One of the main selling points for Arizona's sneaky potential in 2013 was receiver Austin Hill. With the return of Hill and running back Ka'Deem Carey, the Wildcats had probably the best catch-run combo in the Pac-12. That figured to provide a considerable boon to whomever won the starting job at quarterback.
But now Hill is likely lost for the season with a torn ACL. What does that mean for the Wildcats?
It ain't good.
At the beginning of spring practices, you could say that the Wildcats were deep at receiver. Seven of the eight receivers on the bowl game depth chart were slated to return. But, really, a lot of that was Hill, second-team All-Pac-12, leading a group of promising young players.

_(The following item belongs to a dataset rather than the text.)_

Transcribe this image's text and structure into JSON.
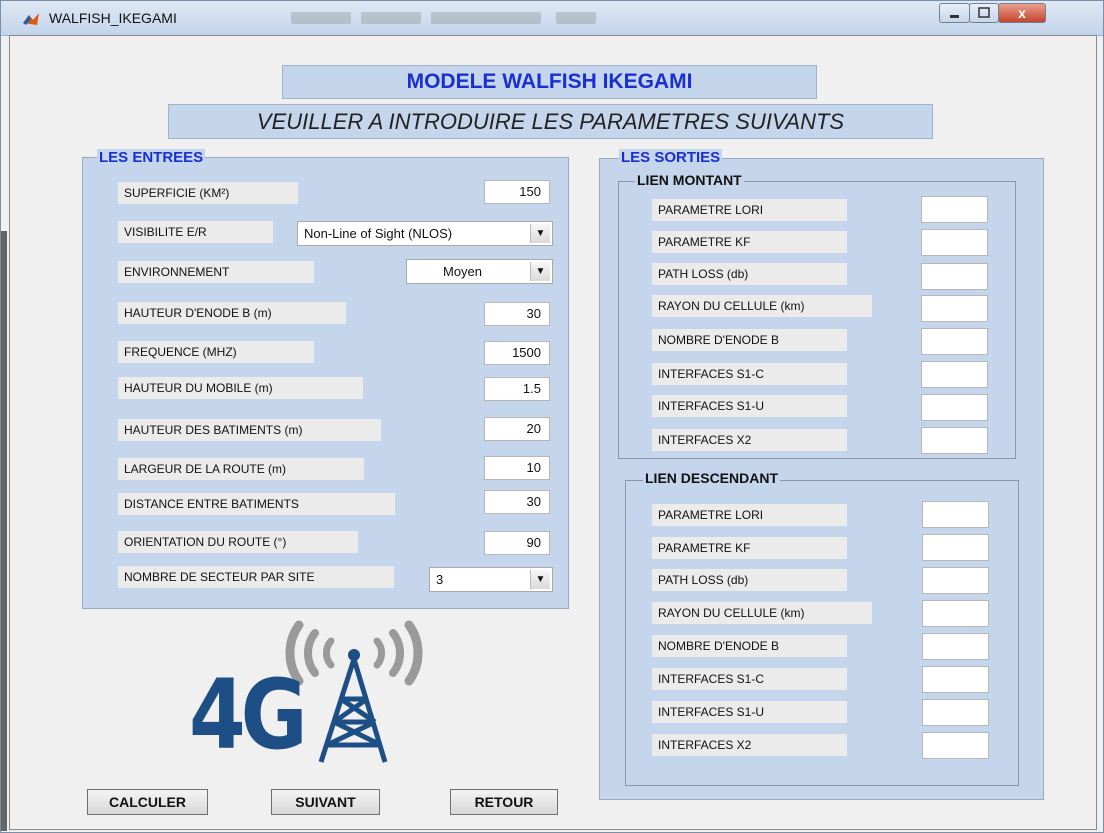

Not to be Debbie Downer on this, but consider the situation now.
Hill and his 81 receptions for 1,364 yards and school-record-tying 11 TDs are gone, as are the 61 catches for 773 yards and five TDs from departed senior Dan Buckner.
Now, the situation isn't desperate. Far from it. There are a number of Pac-12 teams that would switch receivers with the Wildcats, even without Hill. And if Notre Dame transfer Davonte' Neal wins his appeal with the NCAA and is ruled immediately eligible, he could become a premier playmaker.
Further, there's plenty of intriguing talent with a mixture of size, speed and experience, a list topped by 6-foot-4 Terrence Miller, who won a year back due to a medical waiver from the NCAA, junior Tyler Slavin and junior Garic Wharton. The redshirt freshmen had solid springs, including Trey Griffey, Clive Georges and Jarrell Bennett. Further, as many as six incoming signees could end up as receivers.
Again, not desperate.
But Hill was a game-changer. He wasn't a burner, but his hands were as good as any player in the conference. He bailed out quarterback Matt Scott many times last year, and any ball he could get a finger on was likely to be caught.
Hill, a redshirt junior, could rush through his rehab and return sometime next fall. His plan likely was to enter the 2014 NFL draft. Now he has the option of coming back in 2014 as a senior, perhaps to buoy his NFL stock and overcome injury concerns.
But that's a future issue for Hill and the Wildcats.
The present problem for Arizona is a perceived strength now has become a question mark. The Wildcats have now become a team looking for a go-to target in the passing game.
Of course, a present Arizona receiver might see that as an opportunity, not a problem.